### AIM OF THE TASK
Among the entries below, find every line that has "Wireless" and pull it out.

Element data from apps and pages
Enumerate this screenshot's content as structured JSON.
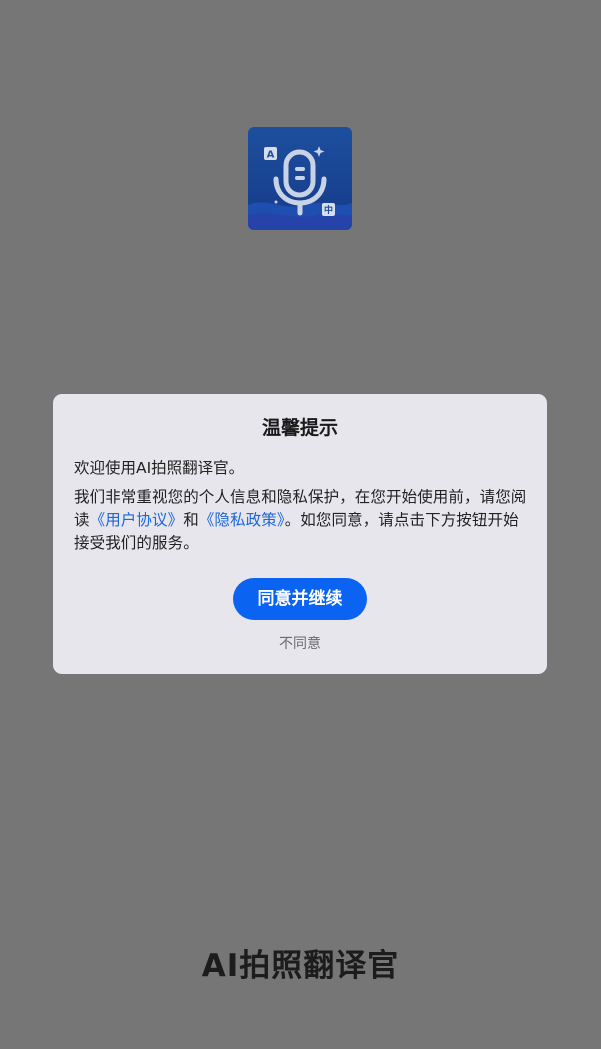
{
  "app": {
    "name": "AI拍照翻译官",
    "icon": "microphone-translate-icon",
    "icon_letters": {
      "top_left": "A",
      "bottom_right": "中"
    }
  },
  "dialog": {
    "title": "温馨提示",
    "welcome": "欢迎使用AI拍照翻译官。",
    "body_before": "我们非常重视您的个人信息和隐私保护，在您开始使用前，请您阅读",
    "user_agreement_link": "《用户协议》",
    "connector": "和",
    "privacy_policy_link": "《隐私政策》",
    "body_after": "。如您同意，请点击下方按钮开始接受我们的服务。",
    "agree_button": "同意并继续",
    "disagree_link": "不同意"
  },
  "colors": {
    "overlay": "#767676",
    "dialog_bg": "#e7e6ed",
    "primary": "#0b63f2",
    "link": "#1b66d9"
  }
}
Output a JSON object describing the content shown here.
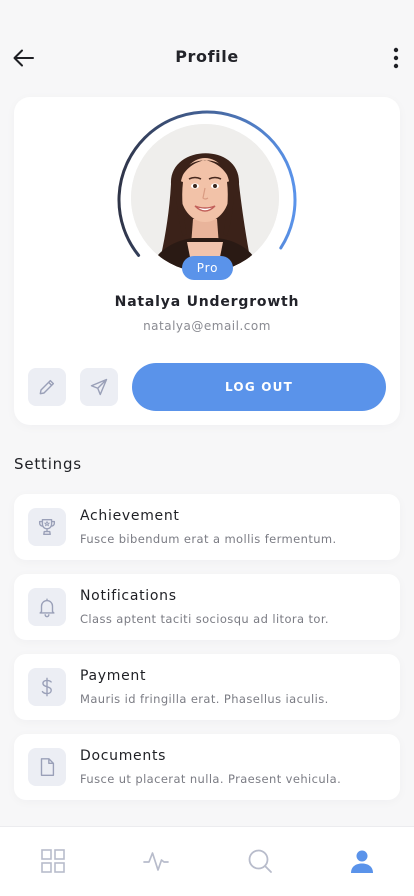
{
  "header": {
    "title": "Profile",
    "back_icon": "arrow-left-icon",
    "more_icon": "more-vertical-icon"
  },
  "profile": {
    "name": "Natalya Undergrowth",
    "email": "natalya@email.com",
    "badge": "Pro",
    "avatar_icon": "user-photo",
    "progress": 0.7,
    "edit_icon": "pencil-icon",
    "send_icon": "send-icon",
    "logout_label": "LOG OUT"
  },
  "settings": {
    "title": "Settings",
    "items": [
      {
        "title": "Achievement",
        "description": "Fusce bibendum erat a mollis fermentum.",
        "icon": "trophy-icon"
      },
      {
        "title": "Notifications",
        "description": "Class aptent taciti sociosqu ad litora tor.",
        "icon": "bell-icon"
      },
      {
        "title": "Payment",
        "description": "Mauris id fringilla erat. Phasellus iaculis.",
        "icon": "dollar-icon"
      },
      {
        "title": "Documents",
        "description": "Fusce ut placerat nulla. Praesent vehicula.",
        "icon": "document-icon"
      }
    ]
  },
  "bottom_nav": {
    "items": [
      {
        "icon": "grid-icon",
        "active": false
      },
      {
        "icon": "activity-icon",
        "active": false
      },
      {
        "icon": "search-icon",
        "active": false
      },
      {
        "icon": "user-icon",
        "active": true
      }
    ]
  },
  "colors": {
    "accent": "#5a93ea",
    "ring_dark": "#2f3448",
    "icon_muted": "#9aa0b8",
    "background": "#f7f7f8"
  }
}
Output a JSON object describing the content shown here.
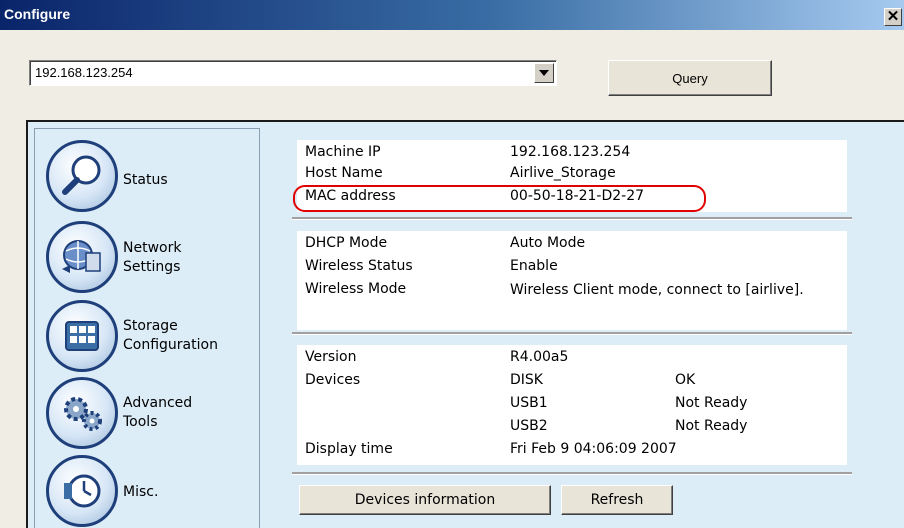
{
  "window": {
    "title": "Configure",
    "close_glyph": "✕"
  },
  "address": {
    "value": "192.168.123.254"
  },
  "toolbar": {
    "query_label": "Query"
  },
  "sidebar": {
    "items": [
      {
        "label_line1": "Status",
        "label_line2": "",
        "icon": "magnifier-icon"
      },
      {
        "label_line1": "Network",
        "label_line2": "Settings",
        "icon": "network-globe-icon"
      },
      {
        "label_line1": "Storage",
        "label_line2": "Configuration",
        "icon": "storage-grid-icon"
      },
      {
        "label_line1": "Advanced",
        "label_line2": "Tools",
        "icon": "gears-icon"
      },
      {
        "label_line1": "Misc.",
        "label_line2": "",
        "icon": "clock-icon"
      }
    ]
  },
  "machine": {
    "ip_label": "Machine IP",
    "ip_value": "192.168.123.254",
    "host_label": "Host Name",
    "host_value": "Airlive_Storage",
    "mac_label": "MAC address",
    "mac_value": "00-50-18-21-D2-27"
  },
  "network": {
    "dhcp_label": "DHCP Mode",
    "dhcp_value": "Auto Mode",
    "wstatus_label": "Wireless Status",
    "wstatus_value": "Enable",
    "wmode_label": "Wireless Mode",
    "wmode_value": "Wireless Client mode, connect to [airlive]."
  },
  "system": {
    "version_label": "Version",
    "version_value": "R4.00a5",
    "devices_label": "Devices",
    "devices": [
      {
        "name": "DISK",
        "state": "OK"
      },
      {
        "name": "USB1",
        "state": "Not Ready"
      },
      {
        "name": "USB2",
        "state": "Not Ready"
      }
    ],
    "time_label": "Display time",
    "time_value": "Fri Feb 9 04:06:09 2007"
  },
  "actions": {
    "devices_info_label": "Devices information",
    "refresh_label": "Refresh"
  },
  "colors": {
    "title_bar": "#0a246a",
    "panel_bg": "#dcedf8",
    "highlight": "#e00000",
    "icon_ring": "#1e3f7a"
  }
}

### ANSWER SECTION
    "wstatus_label": "Wireless Status",
    "wmode_label": "Wireless Mode",
    "wmode_value": "Wireless Client mode, connect to [airlive]."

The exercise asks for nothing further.